I need each line of the entries below that includes the string "JSON".

++++

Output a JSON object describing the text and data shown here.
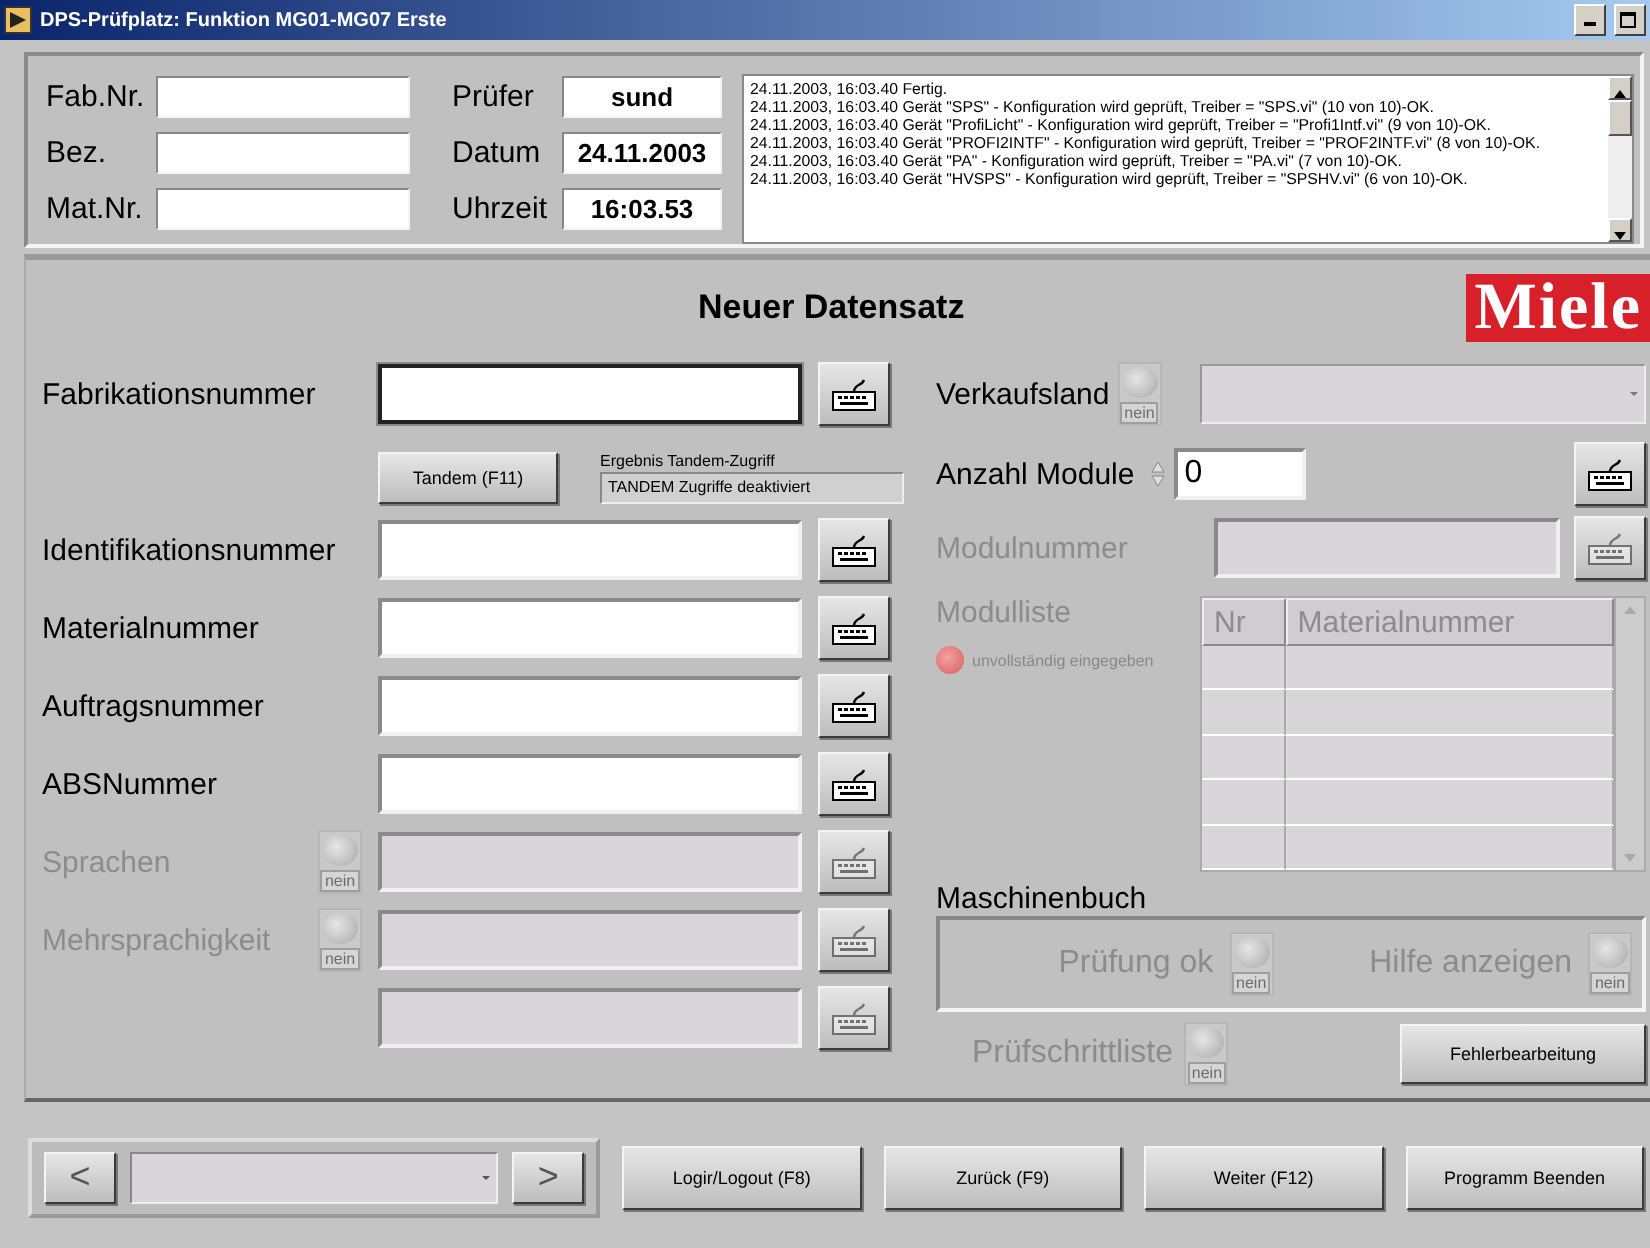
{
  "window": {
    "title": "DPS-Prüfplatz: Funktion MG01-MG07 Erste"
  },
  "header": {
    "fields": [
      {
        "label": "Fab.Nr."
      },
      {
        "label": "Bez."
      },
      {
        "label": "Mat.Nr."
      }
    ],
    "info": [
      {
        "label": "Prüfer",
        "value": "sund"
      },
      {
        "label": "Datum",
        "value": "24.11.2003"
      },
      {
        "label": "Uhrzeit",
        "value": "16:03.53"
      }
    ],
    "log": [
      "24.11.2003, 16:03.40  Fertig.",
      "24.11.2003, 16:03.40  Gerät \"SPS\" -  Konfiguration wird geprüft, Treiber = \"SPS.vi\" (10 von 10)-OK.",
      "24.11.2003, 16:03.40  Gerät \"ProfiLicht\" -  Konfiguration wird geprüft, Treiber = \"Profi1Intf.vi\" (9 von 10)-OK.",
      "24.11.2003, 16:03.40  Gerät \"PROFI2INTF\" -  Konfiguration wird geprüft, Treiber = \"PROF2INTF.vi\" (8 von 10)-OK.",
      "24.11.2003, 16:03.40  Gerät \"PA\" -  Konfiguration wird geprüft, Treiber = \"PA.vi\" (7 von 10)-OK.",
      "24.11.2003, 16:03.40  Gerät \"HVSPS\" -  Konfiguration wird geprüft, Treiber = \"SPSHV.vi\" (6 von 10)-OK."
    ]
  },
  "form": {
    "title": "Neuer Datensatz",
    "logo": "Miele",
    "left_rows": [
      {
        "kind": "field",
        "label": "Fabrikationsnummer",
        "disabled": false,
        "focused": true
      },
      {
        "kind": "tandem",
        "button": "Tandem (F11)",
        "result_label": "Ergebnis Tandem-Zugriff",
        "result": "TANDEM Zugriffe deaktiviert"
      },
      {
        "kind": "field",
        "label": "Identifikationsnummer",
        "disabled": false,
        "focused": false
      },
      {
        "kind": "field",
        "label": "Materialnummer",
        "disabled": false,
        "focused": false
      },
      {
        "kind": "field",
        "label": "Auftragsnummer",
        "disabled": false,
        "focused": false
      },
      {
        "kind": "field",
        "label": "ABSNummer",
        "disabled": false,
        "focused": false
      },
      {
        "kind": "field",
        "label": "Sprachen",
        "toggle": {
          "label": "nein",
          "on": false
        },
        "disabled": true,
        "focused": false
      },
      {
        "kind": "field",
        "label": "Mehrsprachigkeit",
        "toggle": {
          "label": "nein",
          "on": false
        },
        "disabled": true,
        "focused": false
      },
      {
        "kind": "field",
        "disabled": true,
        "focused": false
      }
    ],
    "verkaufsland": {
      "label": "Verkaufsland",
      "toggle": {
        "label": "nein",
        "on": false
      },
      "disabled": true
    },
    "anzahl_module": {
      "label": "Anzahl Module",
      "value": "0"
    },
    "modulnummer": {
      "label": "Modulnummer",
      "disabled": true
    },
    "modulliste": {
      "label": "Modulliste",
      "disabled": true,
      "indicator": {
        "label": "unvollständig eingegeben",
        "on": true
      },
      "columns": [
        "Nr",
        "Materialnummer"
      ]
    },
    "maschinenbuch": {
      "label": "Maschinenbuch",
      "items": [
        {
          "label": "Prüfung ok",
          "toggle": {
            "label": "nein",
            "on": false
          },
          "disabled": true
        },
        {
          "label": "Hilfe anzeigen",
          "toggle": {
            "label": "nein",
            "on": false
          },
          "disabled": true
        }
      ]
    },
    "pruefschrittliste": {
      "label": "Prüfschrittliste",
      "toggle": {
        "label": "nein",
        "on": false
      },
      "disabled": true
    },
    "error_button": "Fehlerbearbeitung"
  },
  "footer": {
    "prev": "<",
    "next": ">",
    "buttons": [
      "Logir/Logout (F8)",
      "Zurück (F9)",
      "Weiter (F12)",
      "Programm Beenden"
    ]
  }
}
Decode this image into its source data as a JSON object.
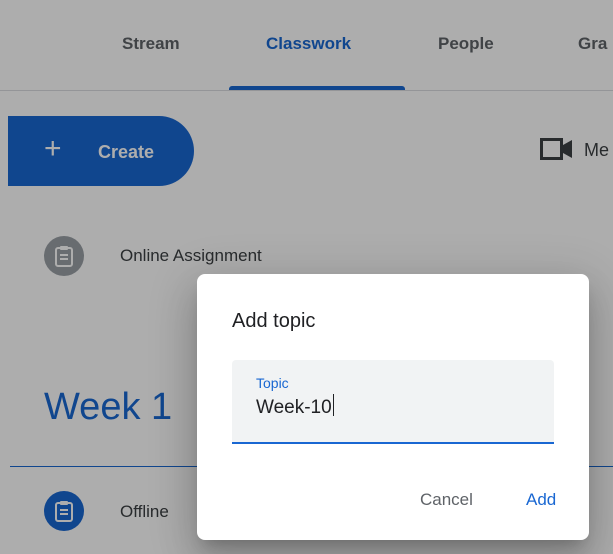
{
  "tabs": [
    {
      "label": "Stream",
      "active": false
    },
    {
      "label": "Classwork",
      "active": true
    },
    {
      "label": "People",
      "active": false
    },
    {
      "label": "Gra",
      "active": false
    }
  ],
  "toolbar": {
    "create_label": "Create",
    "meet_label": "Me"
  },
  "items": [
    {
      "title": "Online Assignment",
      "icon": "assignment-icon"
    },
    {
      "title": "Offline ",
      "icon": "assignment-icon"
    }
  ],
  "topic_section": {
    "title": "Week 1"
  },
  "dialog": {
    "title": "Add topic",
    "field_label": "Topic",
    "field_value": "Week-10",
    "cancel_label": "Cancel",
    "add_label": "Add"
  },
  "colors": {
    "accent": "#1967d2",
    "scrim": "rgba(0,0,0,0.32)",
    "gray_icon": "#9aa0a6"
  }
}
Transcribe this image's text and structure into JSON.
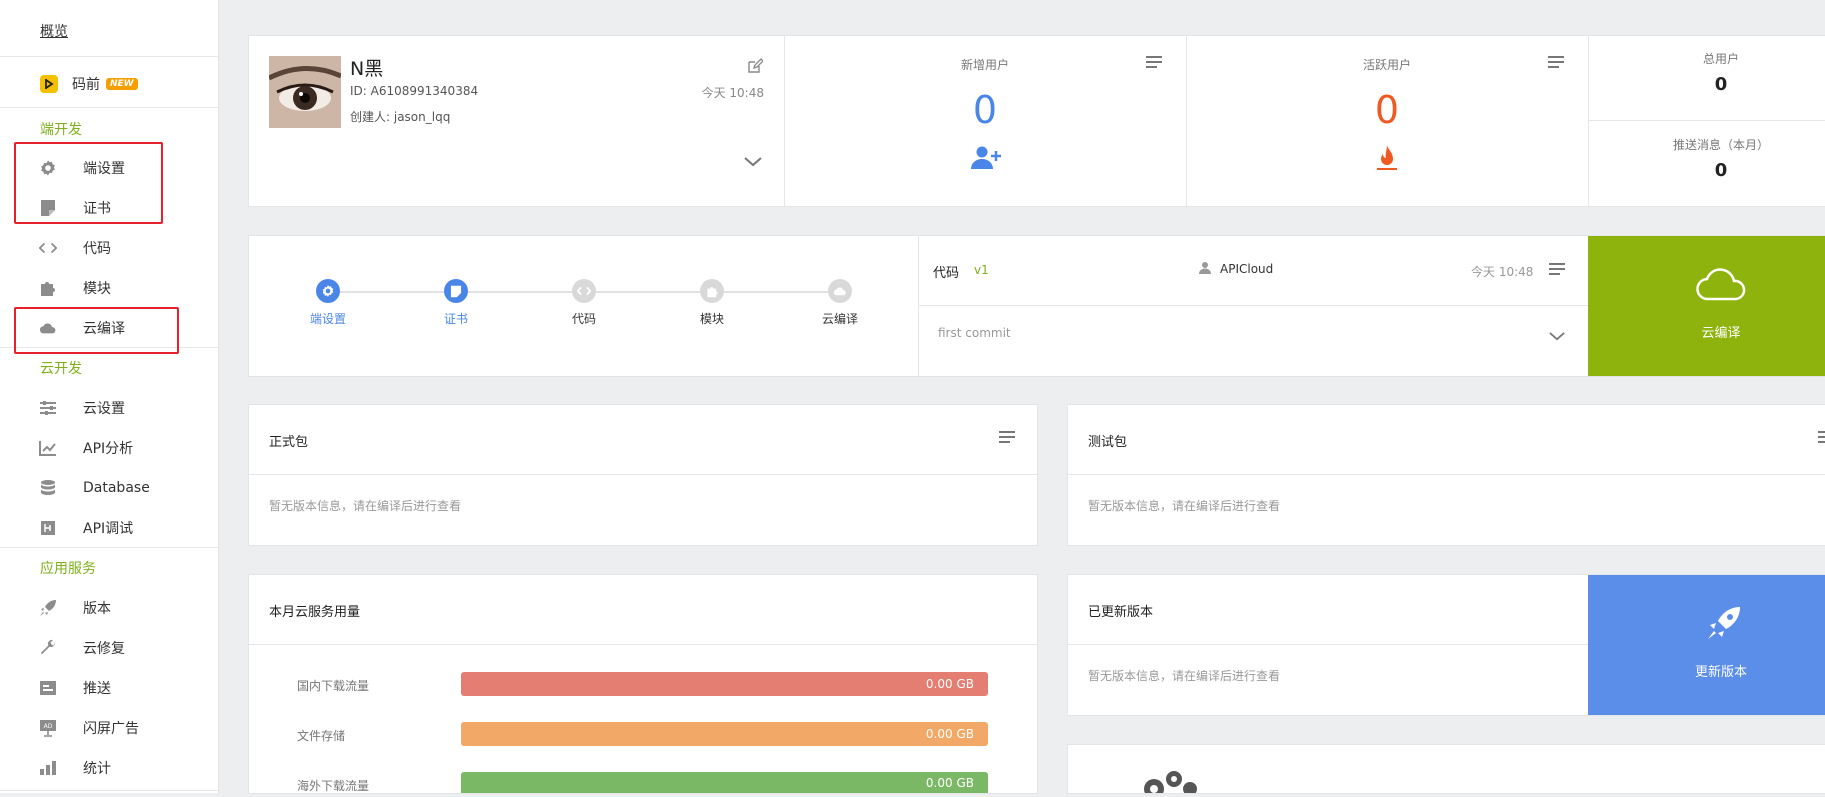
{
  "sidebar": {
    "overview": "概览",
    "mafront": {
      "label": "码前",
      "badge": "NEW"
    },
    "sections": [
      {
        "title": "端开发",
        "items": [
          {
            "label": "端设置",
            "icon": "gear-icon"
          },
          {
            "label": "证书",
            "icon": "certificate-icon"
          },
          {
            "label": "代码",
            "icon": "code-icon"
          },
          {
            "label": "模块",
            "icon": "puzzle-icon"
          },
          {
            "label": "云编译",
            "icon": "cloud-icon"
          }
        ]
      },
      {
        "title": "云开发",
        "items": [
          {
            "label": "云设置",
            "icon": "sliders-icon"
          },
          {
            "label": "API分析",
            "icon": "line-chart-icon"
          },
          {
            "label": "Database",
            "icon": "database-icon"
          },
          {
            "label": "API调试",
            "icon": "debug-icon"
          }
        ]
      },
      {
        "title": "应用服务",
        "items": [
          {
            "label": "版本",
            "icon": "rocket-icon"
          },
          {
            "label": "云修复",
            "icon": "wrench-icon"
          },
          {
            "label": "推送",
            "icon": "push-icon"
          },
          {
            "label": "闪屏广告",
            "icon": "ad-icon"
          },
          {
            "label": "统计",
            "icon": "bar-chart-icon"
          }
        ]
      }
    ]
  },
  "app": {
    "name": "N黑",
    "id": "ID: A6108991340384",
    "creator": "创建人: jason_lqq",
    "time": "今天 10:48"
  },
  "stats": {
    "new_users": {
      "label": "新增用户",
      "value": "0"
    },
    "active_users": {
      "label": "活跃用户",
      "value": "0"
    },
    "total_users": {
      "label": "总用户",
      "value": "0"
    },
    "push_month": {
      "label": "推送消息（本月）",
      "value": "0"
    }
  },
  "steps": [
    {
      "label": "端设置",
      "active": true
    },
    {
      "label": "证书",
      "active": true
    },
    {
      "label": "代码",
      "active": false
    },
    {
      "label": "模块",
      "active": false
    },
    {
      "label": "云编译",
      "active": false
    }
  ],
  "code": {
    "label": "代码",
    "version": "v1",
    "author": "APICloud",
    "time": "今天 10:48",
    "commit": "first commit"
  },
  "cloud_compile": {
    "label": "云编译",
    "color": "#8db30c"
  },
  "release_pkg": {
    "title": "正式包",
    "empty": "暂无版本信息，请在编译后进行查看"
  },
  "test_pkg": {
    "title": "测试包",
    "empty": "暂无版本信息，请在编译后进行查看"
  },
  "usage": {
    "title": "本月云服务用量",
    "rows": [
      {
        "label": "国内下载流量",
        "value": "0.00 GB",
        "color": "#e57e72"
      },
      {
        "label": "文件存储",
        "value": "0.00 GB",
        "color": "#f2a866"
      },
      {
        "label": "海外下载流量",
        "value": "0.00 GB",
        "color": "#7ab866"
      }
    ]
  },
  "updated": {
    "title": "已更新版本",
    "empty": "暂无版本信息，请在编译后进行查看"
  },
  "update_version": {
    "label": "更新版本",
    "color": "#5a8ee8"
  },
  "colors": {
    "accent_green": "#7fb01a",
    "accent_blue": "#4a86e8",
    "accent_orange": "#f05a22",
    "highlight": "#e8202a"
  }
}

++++

### RESPONSE
Output a JSON object describing the text and data shown here.
Decode this image into its source data as a JSON object.
Transcribe this image's text and structure into JSON.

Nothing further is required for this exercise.